▶ _WHAT YOU WILL DO_
Print each entry as it appears. Images stay out of the copy.

▶ _SOURCE RECORDS_
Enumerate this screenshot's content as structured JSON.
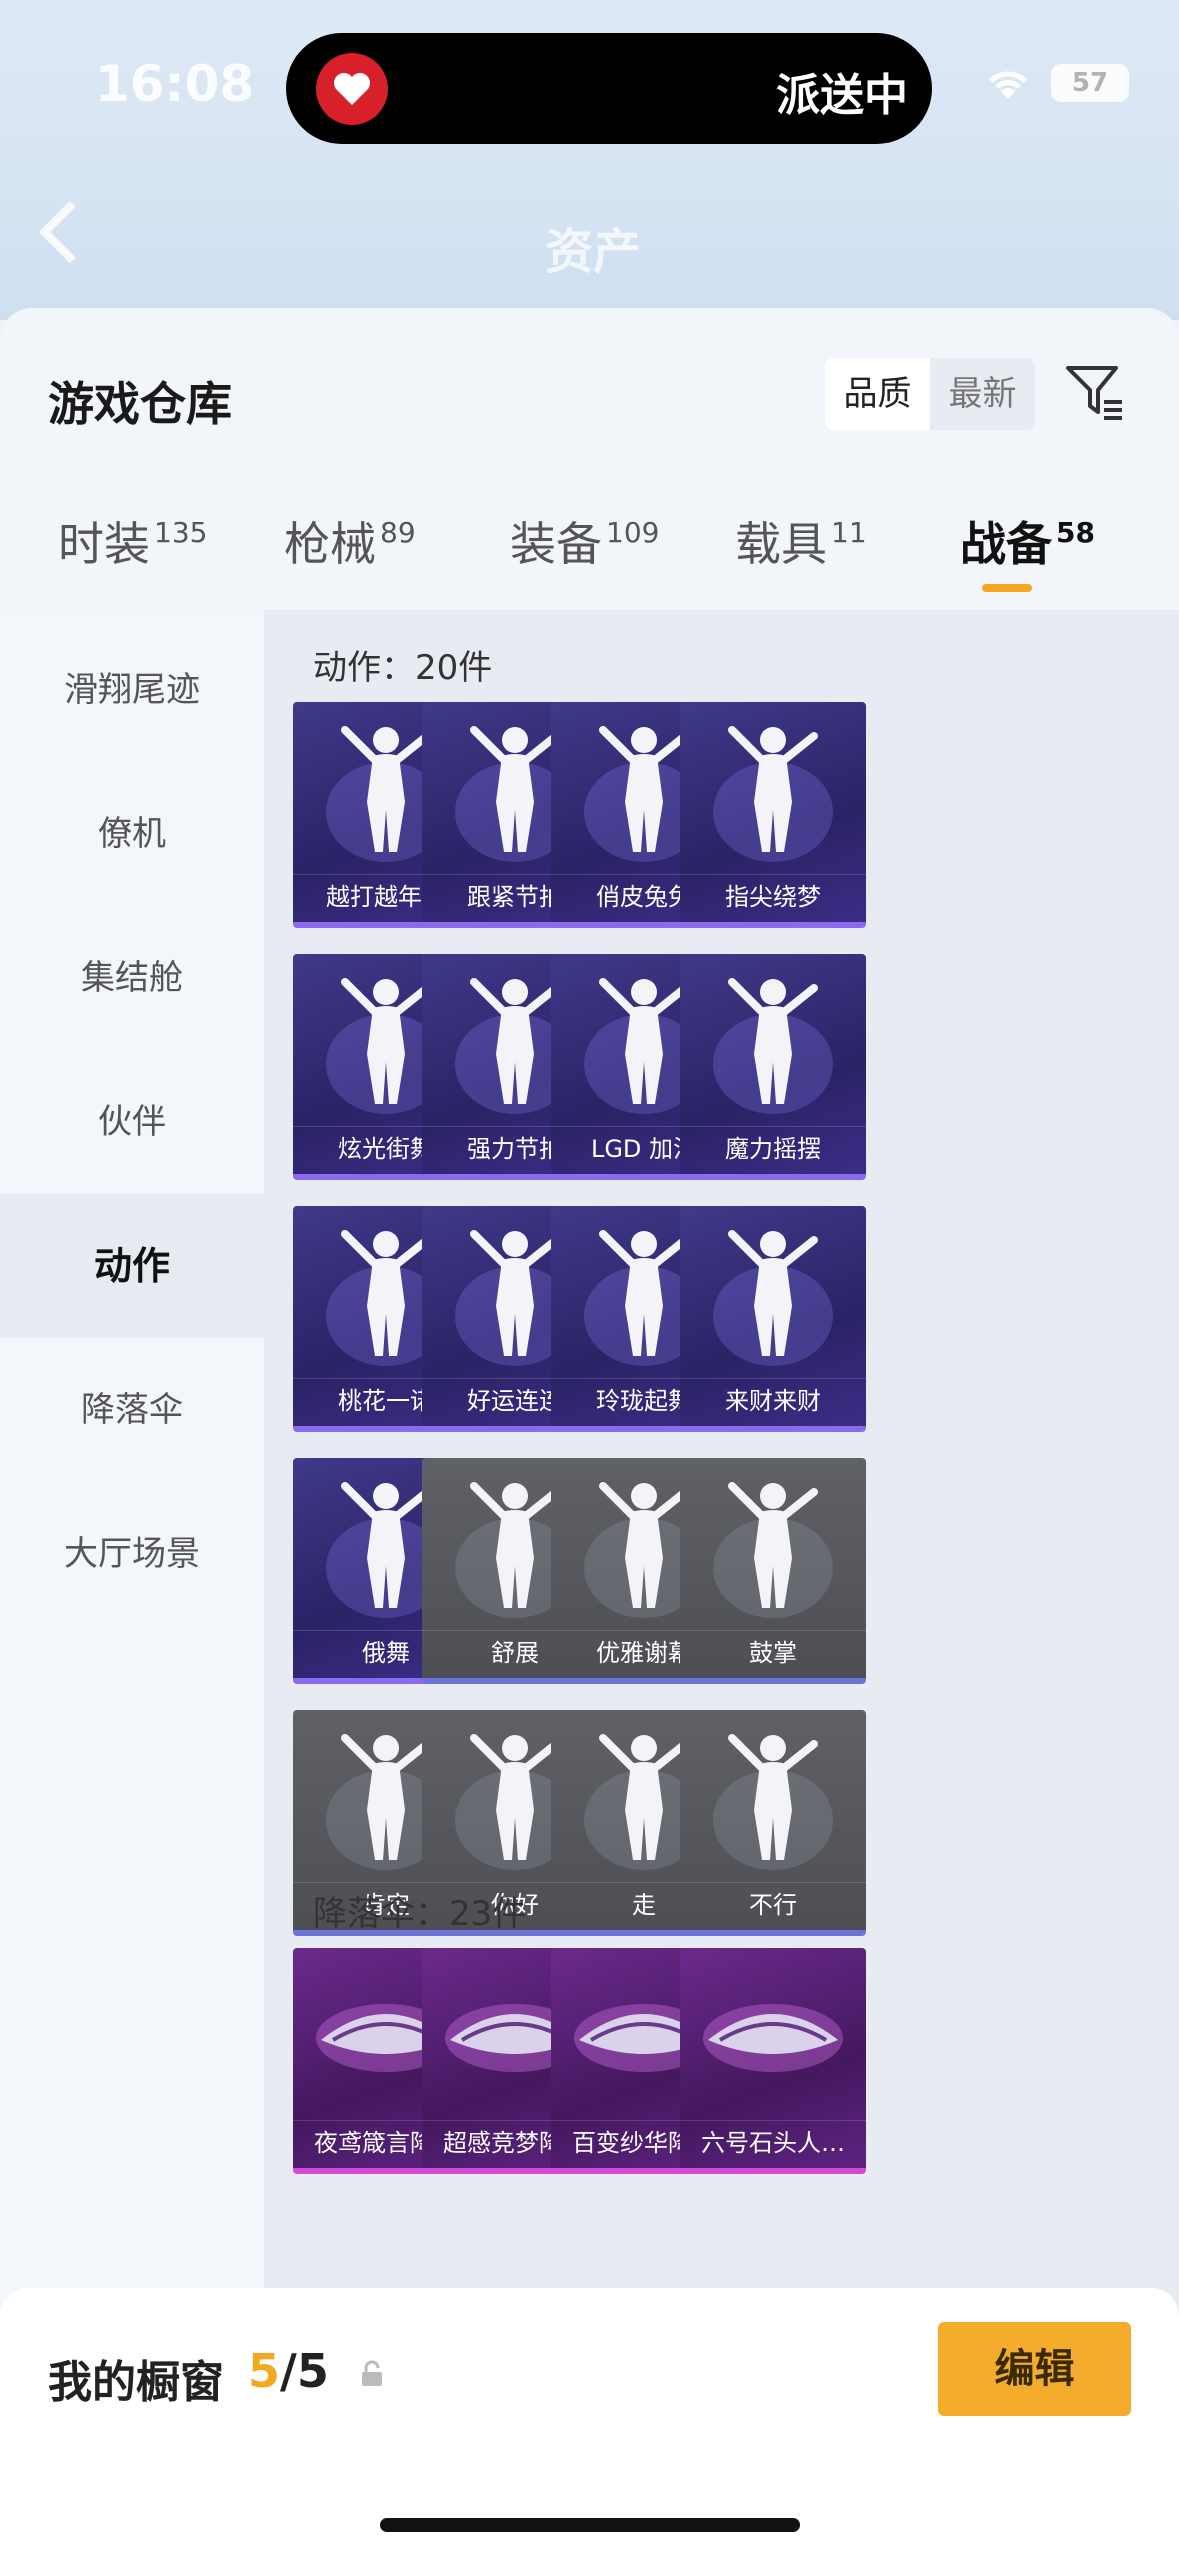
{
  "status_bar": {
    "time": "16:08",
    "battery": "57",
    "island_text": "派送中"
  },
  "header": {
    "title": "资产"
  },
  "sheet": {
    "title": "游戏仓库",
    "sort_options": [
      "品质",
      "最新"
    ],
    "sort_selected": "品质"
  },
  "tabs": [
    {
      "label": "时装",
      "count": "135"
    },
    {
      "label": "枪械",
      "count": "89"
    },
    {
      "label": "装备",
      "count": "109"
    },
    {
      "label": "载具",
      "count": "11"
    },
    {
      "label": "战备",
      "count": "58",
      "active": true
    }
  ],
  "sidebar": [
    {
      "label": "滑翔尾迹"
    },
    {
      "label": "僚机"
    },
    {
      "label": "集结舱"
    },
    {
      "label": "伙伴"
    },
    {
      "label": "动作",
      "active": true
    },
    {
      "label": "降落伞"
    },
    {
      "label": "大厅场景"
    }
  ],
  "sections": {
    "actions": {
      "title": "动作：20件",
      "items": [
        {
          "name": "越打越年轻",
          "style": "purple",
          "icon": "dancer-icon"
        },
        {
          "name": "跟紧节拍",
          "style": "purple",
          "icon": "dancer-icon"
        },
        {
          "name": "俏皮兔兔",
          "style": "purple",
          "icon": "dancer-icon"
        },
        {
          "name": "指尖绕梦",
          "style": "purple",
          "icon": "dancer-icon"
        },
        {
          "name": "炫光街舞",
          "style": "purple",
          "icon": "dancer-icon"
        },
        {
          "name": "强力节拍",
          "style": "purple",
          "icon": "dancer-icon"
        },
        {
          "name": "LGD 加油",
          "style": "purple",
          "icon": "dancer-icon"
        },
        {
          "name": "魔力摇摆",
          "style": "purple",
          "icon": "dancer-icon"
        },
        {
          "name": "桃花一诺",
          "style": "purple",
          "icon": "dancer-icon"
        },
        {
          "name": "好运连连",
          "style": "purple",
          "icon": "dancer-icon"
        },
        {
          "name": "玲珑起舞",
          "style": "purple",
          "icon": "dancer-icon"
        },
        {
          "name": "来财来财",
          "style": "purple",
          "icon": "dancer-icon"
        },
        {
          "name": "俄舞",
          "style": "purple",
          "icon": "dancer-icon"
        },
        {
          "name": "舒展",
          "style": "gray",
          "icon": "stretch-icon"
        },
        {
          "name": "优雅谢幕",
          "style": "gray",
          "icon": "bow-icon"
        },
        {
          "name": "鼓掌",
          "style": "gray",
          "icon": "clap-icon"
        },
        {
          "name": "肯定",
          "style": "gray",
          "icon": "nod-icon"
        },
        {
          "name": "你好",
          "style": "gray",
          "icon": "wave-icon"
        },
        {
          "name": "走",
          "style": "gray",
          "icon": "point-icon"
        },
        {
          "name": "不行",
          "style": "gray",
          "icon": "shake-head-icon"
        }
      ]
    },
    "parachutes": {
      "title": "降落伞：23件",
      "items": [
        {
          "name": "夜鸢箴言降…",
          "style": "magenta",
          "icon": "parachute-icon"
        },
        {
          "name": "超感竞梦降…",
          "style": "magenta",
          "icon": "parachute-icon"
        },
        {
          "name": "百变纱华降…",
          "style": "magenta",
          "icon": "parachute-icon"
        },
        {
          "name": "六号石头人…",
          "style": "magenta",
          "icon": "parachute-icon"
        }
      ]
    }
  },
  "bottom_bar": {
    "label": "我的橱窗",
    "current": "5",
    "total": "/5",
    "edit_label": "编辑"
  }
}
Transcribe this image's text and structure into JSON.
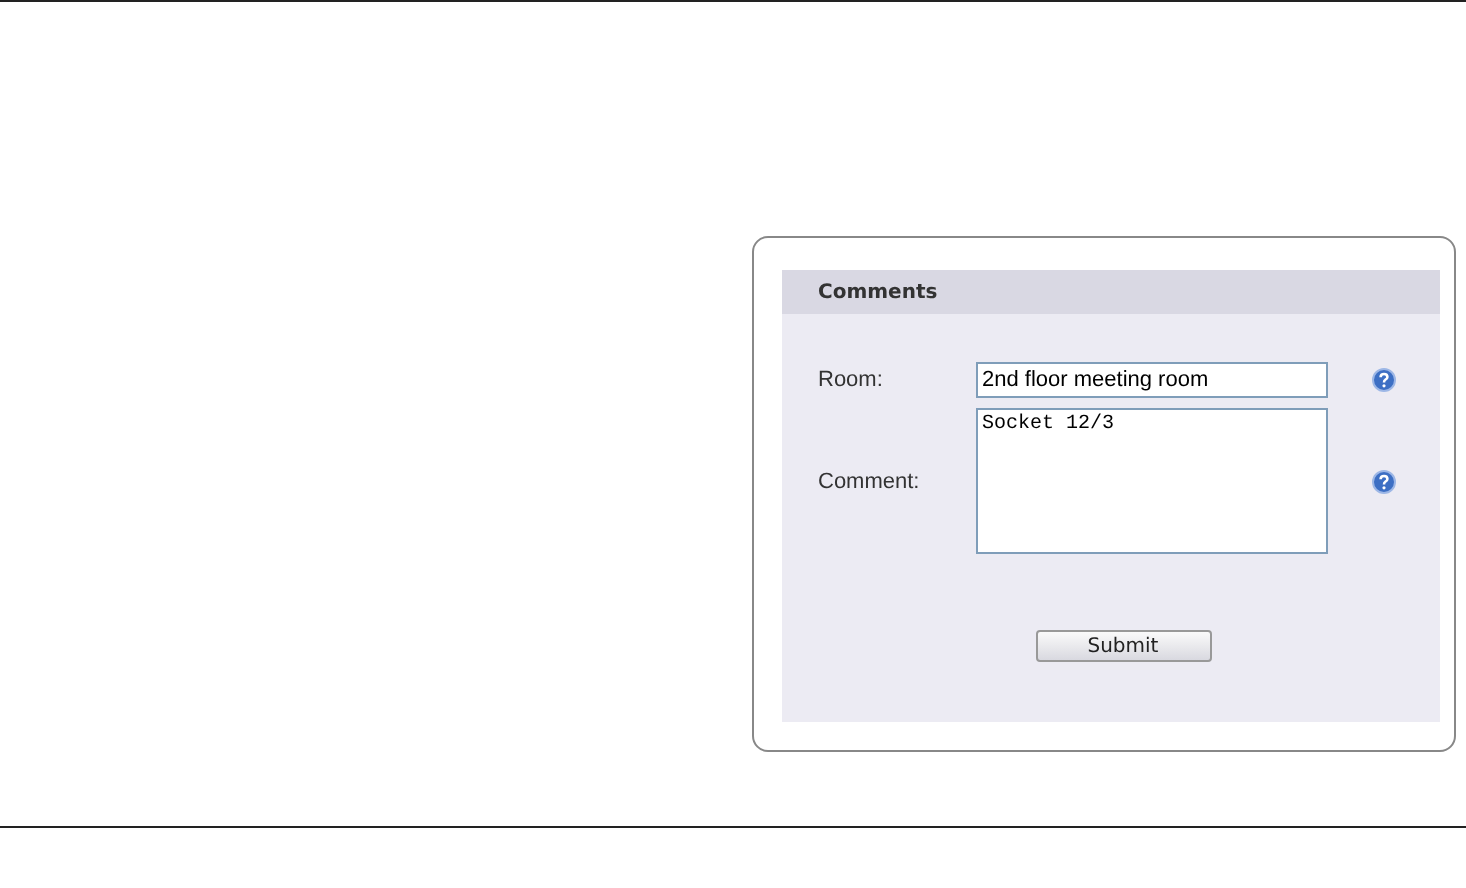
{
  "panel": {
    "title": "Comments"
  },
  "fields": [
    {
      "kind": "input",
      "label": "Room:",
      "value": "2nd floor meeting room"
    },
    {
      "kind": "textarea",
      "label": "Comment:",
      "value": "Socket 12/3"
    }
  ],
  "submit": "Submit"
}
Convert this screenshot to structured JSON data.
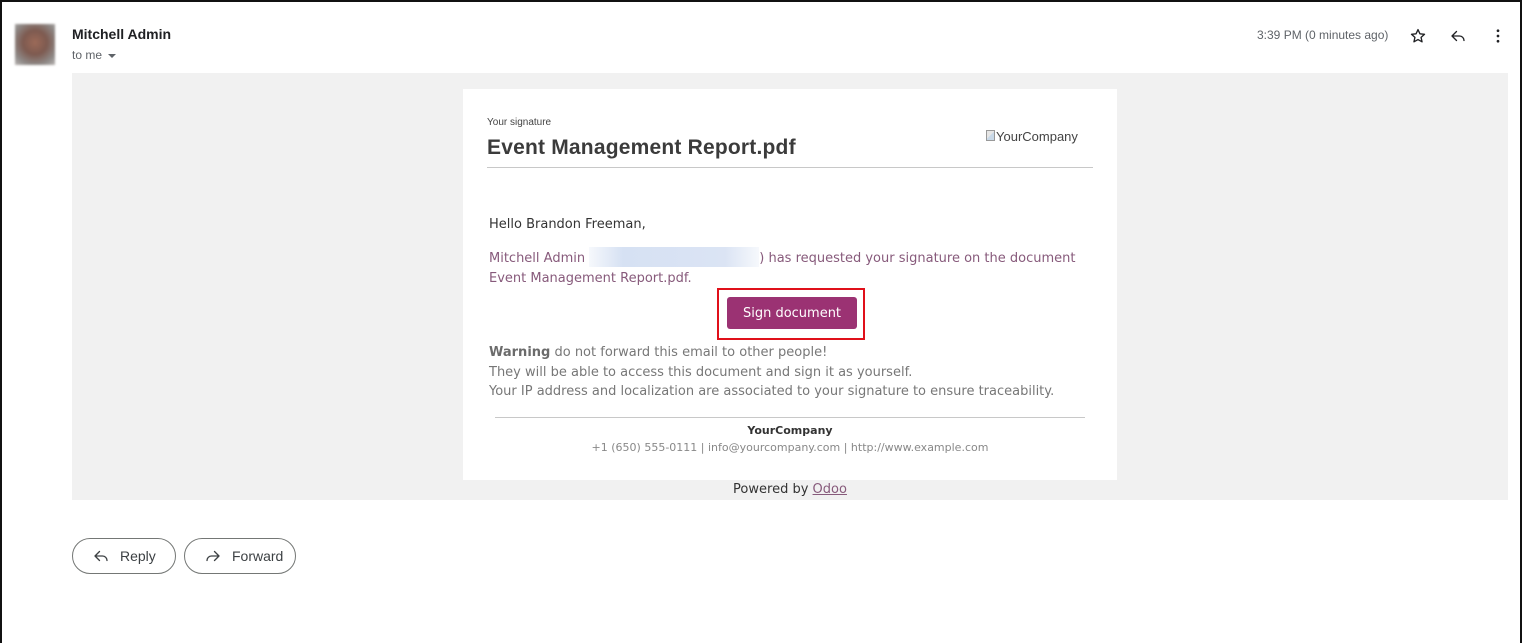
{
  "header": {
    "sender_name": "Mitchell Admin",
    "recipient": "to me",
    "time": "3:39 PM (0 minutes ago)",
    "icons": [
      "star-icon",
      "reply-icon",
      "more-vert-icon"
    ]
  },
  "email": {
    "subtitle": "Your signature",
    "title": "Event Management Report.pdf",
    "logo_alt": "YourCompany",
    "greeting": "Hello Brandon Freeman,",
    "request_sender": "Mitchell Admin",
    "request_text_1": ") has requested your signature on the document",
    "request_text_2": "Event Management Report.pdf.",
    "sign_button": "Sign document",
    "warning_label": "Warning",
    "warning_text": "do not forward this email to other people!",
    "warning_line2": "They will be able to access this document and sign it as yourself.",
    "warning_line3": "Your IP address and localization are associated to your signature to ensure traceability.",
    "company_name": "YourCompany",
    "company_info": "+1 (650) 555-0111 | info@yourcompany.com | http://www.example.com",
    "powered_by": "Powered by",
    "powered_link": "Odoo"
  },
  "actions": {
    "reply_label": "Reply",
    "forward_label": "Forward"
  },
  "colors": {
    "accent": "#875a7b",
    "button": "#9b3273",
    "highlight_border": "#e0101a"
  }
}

▶ _OUTPUT FOR THIS TASK_
Enumerate this screenshot's content as structured JSON.
{
  "status_bar": {
    "time": "16:08",
    "battery": "57",
    "island_text": "派送中"
  },
  "header": {
    "title": "资产"
  },
  "sheet": {
    "title": "游戏仓库",
    "sort_options": [
      "品质",
      "最新"
    ],
    "sort_selected": "品质"
  },
  "tabs": [
    {
      "label": "时装",
      "count": "135"
    },
    {
      "label": "枪械",
      "count": "89"
    },
    {
      "label": "装备",
      "count": "109"
    },
    {
      "label": "载具",
      "count": "11"
    },
    {
      "label": "战备",
      "count": "58",
      "active": true
    }
  ],
  "sidebar": [
    {
      "label": "滑翔尾迹"
    },
    {
      "label": "僚机"
    },
    {
      "label": "集结舱"
    },
    {
      "label": "伙伴"
    },
    {
      "label": "动作",
      "active": true
    },
    {
      "label": "降落伞"
    },
    {
      "label": "大厅场景"
    }
  ],
  "sections": {
    "actions": {
      "title": "动作：20件",
      "items": [
        {
          "name": "越打越年轻",
          "style": "purple",
          "icon": "dancer-icon"
        },
        {
          "name": "跟紧节拍",
          "style": "purple",
          "icon": "dancer-icon"
        },
        {
          "name": "俏皮兔兔",
          "style": "purple",
          "icon": "dancer-icon"
        },
        {
          "name": "指尖绕梦",
          "style": "purple",
          "icon": "dancer-icon"
        },
        {
          "name": "炫光街舞",
          "style": "purple",
          "icon": "dancer-icon"
        },
        {
          "name": "强力节拍",
          "style": "purple",
          "icon": "dancer-icon"
        },
        {
          "name": "LGD 加油",
          "style": "purple",
          "icon": "dancer-icon"
        },
        {
          "name": "魔力摇摆",
          "style": "purple",
          "icon": "dancer-icon"
        },
        {
          "name": "桃花一诺",
          "style": "purple",
          "icon": "dancer-icon"
        },
        {
          "name": "好运连连",
          "style": "purple",
          "icon": "dancer-icon"
        },
        {
          "name": "玲珑起舞",
          "style": "purple",
          "icon": "dancer-icon"
        },
        {
          "name": "来财来财",
          "style": "purple",
          "icon": "dancer-icon"
        },
        {
          "name": "俄舞",
          "style": "purple",
          "icon": "dancer-icon"
        },
        {
          "name": "舒展",
          "style": "gray",
          "icon": "stretch-icon"
        },
        {
          "name": "优雅谢幕",
          "style": "gray",
          "icon": "bow-icon"
        },
        {
          "name": "鼓掌",
          "style": "gray",
          "icon": "clap-icon"
        },
        {
          "name": "肯定",
          "style": "gray",
          "icon": "nod-icon"
        },
        {
          "name": "你好",
          "style": "gray",
          "icon": "wave-icon"
        },
        {
          "name": "走",
          "style": "gray",
          "icon": "point-icon"
        },
        {
          "name": "不行",
          "style": "gray",
          "icon": "shake-head-icon"
        }
      ]
    },
    "parachutes": {
      "title": "降落伞：23件",
      "items": [
        {
          "name": "夜鸢箴言降…",
          "style": "magenta",
          "icon": "parachute-icon"
        },
        {
          "name": "超感竞梦降…",
          "style": "magenta",
          "icon": "parachute-icon"
        },
        {
          "name": "百变纱华降…",
          "style": "magenta",
          "icon": "parachute-icon"
        },
        {
          "name": "六号石头人…",
          "style": "magenta",
          "icon": "parachute-icon"
        }
      ]
    }
  },
  "bottom_bar": {
    "label": "我的橱窗",
    "current": "5",
    "total": "/5",
    "edit_label": "编辑"
  }
}
Transcribe this image's text and structure into JSON.
{
  "panel": {
    "title": "Comments"
  },
  "fields": [
    {
      "kind": "input",
      "label": "Room:",
      "value": "2nd floor meeting room"
    },
    {
      "kind": "textarea",
      "label": "Comment:",
      "value": "Socket 12/3"
    }
  ],
  "submit": "Submit"
}
Convert this screenshot to structured JSON data.
{
  "header": {
    "sender_name": "Mitchell Admin",
    "recipient": "to me",
    "time": "3:39 PM (0 minutes ago)",
    "icons": [
      "star-icon",
      "reply-icon",
      "more-vert-icon"
    ]
  },
  "email": {
    "subtitle": "Your signature",
    "title": "Event Management Report.pdf",
    "logo_alt": "YourCompany",
    "greeting": "Hello Brandon Freeman,",
    "request_sender": "Mitchell Admin",
    "request_text_1": ") has requested your signature on the document",
    "request_text_2": "Event Management Report.pdf.",
    "sign_button": "Sign document",
    "warning_label": "Warning",
    "warning_text": "do not forward this email to other people!",
    "warning_line2": "They will be able to access this document and sign it as yourself.",
    "warning_line3": "Your IP address and localization are associated to your signature to ensure traceability.",
    "company_name": "YourCompany",
    "company_info": "+1 (650) 555-0111 | info@yourcompany.com | http://www.example.com",
    "powered_by": "Powered by",
    "powered_link": "Odoo"
  },
  "actions": {
    "reply_label": "Reply",
    "forward_label": "Forward"
  },
  "colors": {
    "accent": "#875a7b",
    "button": "#9b3273",
    "highlight_border": "#e0101a"
  }
}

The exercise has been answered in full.